### What you will do:
Only the records, exactly as written, belong in the answer; pictures do not.

Working data Start Marker

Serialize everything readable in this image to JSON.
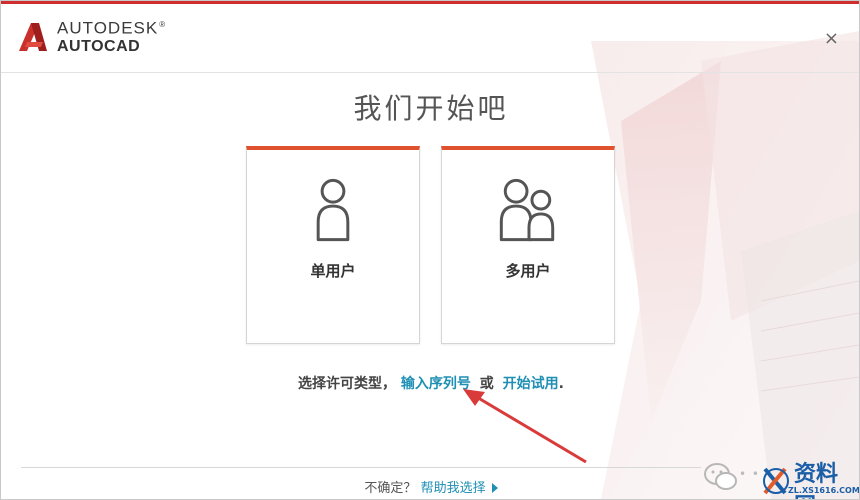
{
  "header": {
    "brand_line1": "AUTODESK",
    "brand_line2": "AUTOCAD",
    "trademark": "®",
    "close_label": "×"
  },
  "main": {
    "title": "我们开始吧",
    "cards": [
      {
        "label": "单用户",
        "icon": "single-user-icon"
      },
      {
        "label": "多用户",
        "icon": "multi-user-icon"
      }
    ],
    "choose_text": "选择许可类型，",
    "link_serial": "输入序列号",
    "or_text": "或",
    "link_trial": "开始试用",
    "period": "."
  },
  "footer": {
    "unsure_text": "不确定？",
    "help_link": "帮助我选择"
  },
  "watermark": {
    "blur_text": "• • • •",
    "brand": "资料网",
    "url": "ZL.XS1616.COM"
  },
  "colors": {
    "accent_orange": "#e0522d",
    "link_teal": "#1f8fb4",
    "brand_red": "#cf2e2e",
    "arrow_red": "#d93a3a"
  }
}
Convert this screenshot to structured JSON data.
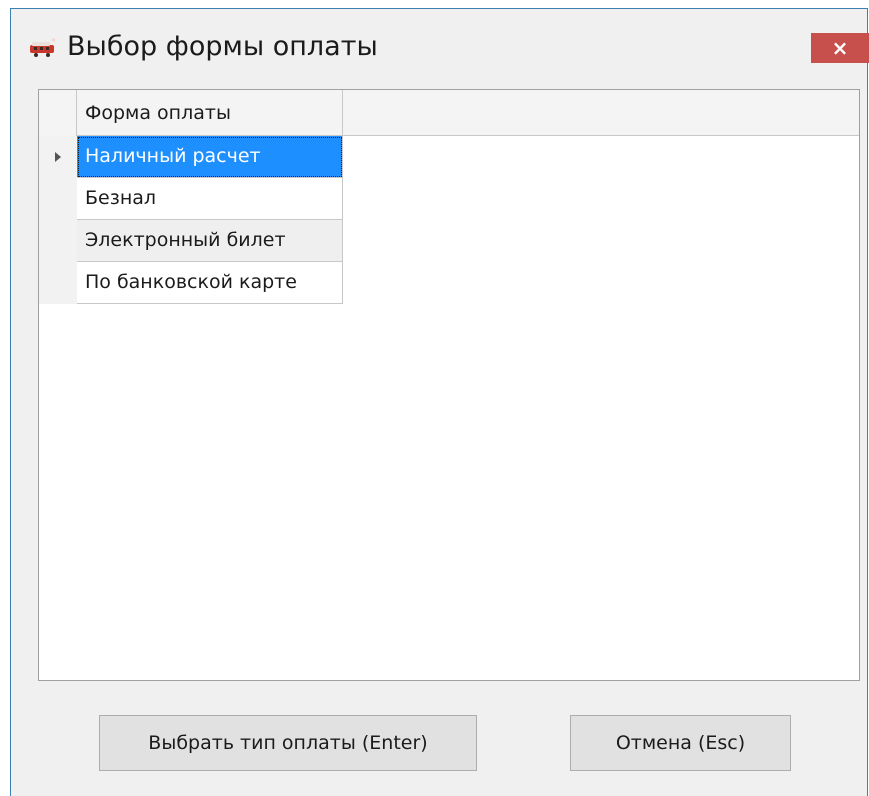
{
  "window": {
    "title": "Выбор формы оплаты",
    "close_label": "×",
    "app_icon": "train-icon"
  },
  "grid": {
    "column_header": "Форма оплаты",
    "rows": [
      {
        "label": "Наличный расчет",
        "selected": true
      },
      {
        "label": "Безнал",
        "selected": false
      },
      {
        "label": "Электронный билет",
        "selected": false
      },
      {
        "label": "По банковской карте",
        "selected": false
      }
    ]
  },
  "buttons": {
    "select_label": "Выбрать тип оплаты (Enter)",
    "cancel_label": "Отмена (Esc)"
  },
  "colors": {
    "selection": "#1e8fff",
    "close_button": "#c7504c",
    "window_border": "#3c7fb1"
  }
}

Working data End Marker

### Worked solution:
Serialize everything readable in this image to JSON.
{
  "header": {
    "brand_line1": "AUTODESK",
    "brand_line2": "AUTOCAD",
    "trademark": "®",
    "close_label": "×"
  },
  "main": {
    "title": "我们开始吧",
    "cards": [
      {
        "label": "单用户",
        "icon": "single-user-icon"
      },
      {
        "label": "多用户",
        "icon": "multi-user-icon"
      }
    ],
    "choose_text": "选择许可类型，",
    "link_serial": "输入序列号",
    "or_text": "或",
    "link_trial": "开始试用",
    "period": "."
  },
  "footer": {
    "unsure_text": "不确定？",
    "help_link": "帮助我选择"
  },
  "watermark": {
    "blur_text": "• • • •",
    "brand": "资料网",
    "url": "ZL.XS1616.COM"
  },
  "colors": {
    "accent_orange": "#e0522d",
    "link_teal": "#1f8fb4",
    "brand_red": "#cf2e2e",
    "arrow_red": "#d93a3a"
  }
}
Convert this screenshot to structured JSON data.
{
  "window": {
    "title": "Выбор формы оплаты",
    "close_label": "×",
    "app_icon": "train-icon"
  },
  "grid": {
    "column_header": "Форма оплаты",
    "rows": [
      {
        "label": "Наличный расчет",
        "selected": true
      },
      {
        "label": "Безнал",
        "selected": false
      },
      {
        "label": "Электронный билет",
        "selected": false
      },
      {
        "label": "По банковской карте",
        "selected": false
      }
    ]
  },
  "buttons": {
    "select_label": "Выбрать тип оплаты (Enter)",
    "cancel_label": "Отмена (Esc)"
  },
  "colors": {
    "selection": "#1e8fff",
    "close_button": "#c7504c",
    "window_border": "#3c7fb1"
  }
}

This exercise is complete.